Social media.5Here are three very recent reminders about what not to do online.  These separate stories involve an Indiana lawyer and two judges:  one state and one federal.  Apparently human nature makes on-line misconduct irresistible to some people, even at the cost of their licenses to practice, and the risk of other professional embarrassment.

Don’t Steele

Law firm signSanctions have long been available under federal statute for “multiply[ing] the proceedings in any case unreasonably and vexatiously.”  Entitled “Counsel’s Liability for Excessive Costs,” 28 U.S.C. § 1927 is a short and seemingly straightforward provision that applies to “[a]ny attorney or other person admitted to conduct cases in any court of the United States…” and

Judge and lawyers in courtHere’s a cautionary tale about the line between vigorous advocacy and obstructionist conduct during discovery, and particularly at depositions.

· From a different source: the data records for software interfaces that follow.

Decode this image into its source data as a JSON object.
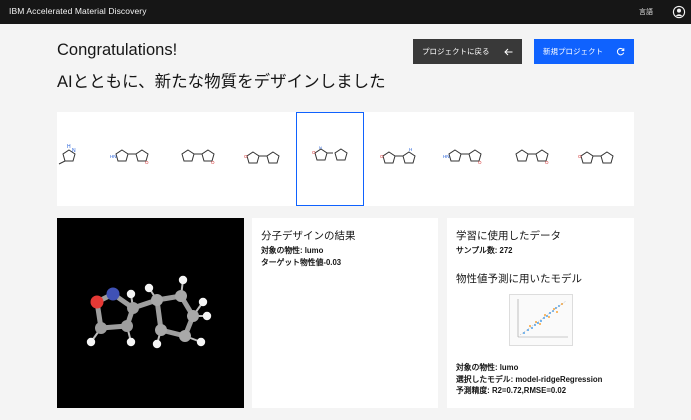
{
  "header": {
    "app_title": "IBM Accelerated Material Discovery",
    "language_label": "言語",
    "user_icon": "user-avatar-icon"
  },
  "hero": {
    "title": "Congratulations!",
    "subtitle": "AIとともに、新たな物質をデザインしました"
  },
  "actions": {
    "back_label": "プロジェクトに戻る",
    "back_icon": "arrow-left-icon",
    "new_label": "新規プロジェクト",
    "new_icon": "refresh-icon"
  },
  "carousel": {
    "selected_index": 4,
    "molecules": [
      "molecule-1",
      "molecule-2",
      "molecule-3",
      "molecule-4",
      "molecule-5",
      "molecule-6",
      "molecule-7",
      "molecule-8",
      "molecule-9"
    ]
  },
  "design_result": {
    "title": "分子デザインの結果",
    "property_line": "対象の物性: lumo",
    "target_line": "ターゲット物性値-0.03"
  },
  "training": {
    "title": "学習に使用したデータ",
    "sample_line": "サンプル数: 272",
    "model_title": "物性値予測に用いたモデル",
    "property_line": "対象の物性: lumo",
    "model_line": "選択したモデル: model-ridgeRegression",
    "accuracy_line": "予測精度: R2=0.72,RMSE=0.02"
  },
  "colors": {
    "topbar": "#161616",
    "primary": "#0f62fe",
    "secondary": "#393939",
    "background": "#f4f4f4"
  }
}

A federal district court judge has administered an embarrassing bench-slap to a lawyer from a top-tier firm, requiring her to make a video about proper discovery procedures and to provide it to her firm’s litigators.  The